To all those laboring under harsh religious and political systems, Jesus says, "Come to me... and I will give you rest." Rest (anapausis) in the Septuagint can refer to Sabbath rest, the rest of death, or rest from war when Israel's enemies have been subdued. Rest also functions as an image of salvation, of what will be when the world is finally ordered according to God's purposes and enjoys its full and complete Sabbath. In promising "rest," Jesus promises life under God's reign in the new world that he is bringing into being.
Jesus further invites the weary: "Take my yoke upon you and learn from me; for I am gentle and humble in heart, and you will find rest for your souls. For my yoke is easy and my burden is light" (11:29-30). The yoke was a familiar symbol of burden bearing, oppression, and subjugation. Yokes were laid on the necks and shoulders of oxen and also on prisoners of war and slaves. But "yoke" was also used metaphorically with positive connotations, as in the invitation to wisdom in Sirach 51:26, "Put your neck under her yoke, and let your souls receive instruction," and as a rabbinic metaphor for the difficult but joyous task of obedience to Torah.

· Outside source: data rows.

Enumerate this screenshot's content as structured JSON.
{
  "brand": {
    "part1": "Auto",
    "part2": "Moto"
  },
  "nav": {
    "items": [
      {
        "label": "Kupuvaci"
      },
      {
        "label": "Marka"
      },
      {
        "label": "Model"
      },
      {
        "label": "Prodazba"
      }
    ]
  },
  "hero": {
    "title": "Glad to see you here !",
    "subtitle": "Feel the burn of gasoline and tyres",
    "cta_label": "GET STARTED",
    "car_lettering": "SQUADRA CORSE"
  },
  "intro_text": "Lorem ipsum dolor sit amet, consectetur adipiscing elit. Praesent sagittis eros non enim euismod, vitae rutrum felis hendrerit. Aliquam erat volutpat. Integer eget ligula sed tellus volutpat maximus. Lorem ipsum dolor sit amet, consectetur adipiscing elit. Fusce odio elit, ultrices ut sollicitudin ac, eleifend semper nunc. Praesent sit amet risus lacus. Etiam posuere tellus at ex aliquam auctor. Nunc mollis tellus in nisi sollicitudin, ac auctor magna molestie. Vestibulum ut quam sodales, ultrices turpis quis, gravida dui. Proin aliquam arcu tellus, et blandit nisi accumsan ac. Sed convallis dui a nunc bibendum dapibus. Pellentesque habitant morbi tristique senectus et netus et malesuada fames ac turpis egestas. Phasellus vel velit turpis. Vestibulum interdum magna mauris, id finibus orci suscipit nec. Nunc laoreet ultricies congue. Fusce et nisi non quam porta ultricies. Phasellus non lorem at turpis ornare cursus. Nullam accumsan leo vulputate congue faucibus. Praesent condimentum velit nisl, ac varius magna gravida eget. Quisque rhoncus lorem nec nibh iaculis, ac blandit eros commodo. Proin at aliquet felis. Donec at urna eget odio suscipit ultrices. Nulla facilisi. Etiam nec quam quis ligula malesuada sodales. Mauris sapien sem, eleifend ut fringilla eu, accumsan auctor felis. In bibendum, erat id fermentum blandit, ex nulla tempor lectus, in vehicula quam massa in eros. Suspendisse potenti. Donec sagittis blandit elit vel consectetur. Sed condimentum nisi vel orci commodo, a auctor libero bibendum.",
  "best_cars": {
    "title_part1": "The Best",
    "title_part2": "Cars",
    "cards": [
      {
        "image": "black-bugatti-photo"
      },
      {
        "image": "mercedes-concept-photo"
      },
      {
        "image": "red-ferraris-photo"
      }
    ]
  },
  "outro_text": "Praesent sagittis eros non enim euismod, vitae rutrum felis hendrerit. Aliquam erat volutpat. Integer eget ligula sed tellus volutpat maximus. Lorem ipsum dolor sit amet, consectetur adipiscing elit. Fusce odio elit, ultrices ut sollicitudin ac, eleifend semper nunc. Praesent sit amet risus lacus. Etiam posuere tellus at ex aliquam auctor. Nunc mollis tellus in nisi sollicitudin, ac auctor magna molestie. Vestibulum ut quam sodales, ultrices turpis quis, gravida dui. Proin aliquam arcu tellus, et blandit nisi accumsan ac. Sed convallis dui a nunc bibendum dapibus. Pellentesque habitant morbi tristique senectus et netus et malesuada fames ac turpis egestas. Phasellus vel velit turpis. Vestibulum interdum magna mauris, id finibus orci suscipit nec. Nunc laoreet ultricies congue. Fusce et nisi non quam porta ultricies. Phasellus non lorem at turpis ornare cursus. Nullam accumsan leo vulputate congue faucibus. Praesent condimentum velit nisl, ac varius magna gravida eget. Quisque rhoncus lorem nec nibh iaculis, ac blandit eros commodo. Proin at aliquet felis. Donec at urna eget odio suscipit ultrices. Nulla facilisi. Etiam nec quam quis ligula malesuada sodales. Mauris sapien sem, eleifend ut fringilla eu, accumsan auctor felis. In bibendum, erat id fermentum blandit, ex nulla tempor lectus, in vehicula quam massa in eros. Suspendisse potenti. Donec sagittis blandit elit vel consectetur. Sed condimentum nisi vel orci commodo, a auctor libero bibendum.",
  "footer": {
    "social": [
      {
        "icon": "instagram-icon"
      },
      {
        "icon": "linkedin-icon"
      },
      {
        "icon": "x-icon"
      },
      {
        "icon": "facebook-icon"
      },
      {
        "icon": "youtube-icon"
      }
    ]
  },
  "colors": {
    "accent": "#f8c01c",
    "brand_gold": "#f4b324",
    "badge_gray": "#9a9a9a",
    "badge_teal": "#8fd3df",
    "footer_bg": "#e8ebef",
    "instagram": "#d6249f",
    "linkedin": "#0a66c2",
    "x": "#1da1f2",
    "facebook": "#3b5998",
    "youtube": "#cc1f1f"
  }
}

What is the yoke Jesus offers? We might infer that it is his teaching, his way of discipleship, which is not burdensome but life-giving. He invites the weary to learn from him, for he is not a tyrant who lords it over his disciples, but is "gentle and humble in heart." His yoke is easy (chrstos, better translated "good" or "kind") and his burden is light. To take his yoke upon oneself is to be yoked to the one in whom God's kingdom of justice, mercy, and compassion is breaking into this world, and to find the rest for which the soul longs.
Preachers will find rich treasure in this text, for themselves and for their congregations filled with people who are "weary and carrying heavy burdens" of many and various kinds, deeply longing for rest. To all who are weary to the bone and weighed down, Jesus says, "Come to me... and I will give you rest."
It is not that Jesus invites us to a life of ease. Following him will be full of risks and challenges, as he has made abundantly clear. He calls us to a life of humble service, but it is a life of freedom and joy instead of slavery. It is life yoked to Jesus under God's gracious and merciful reign, free from the burden of sin and the need to prove oneself, free to rest deeply and securely in God's grace.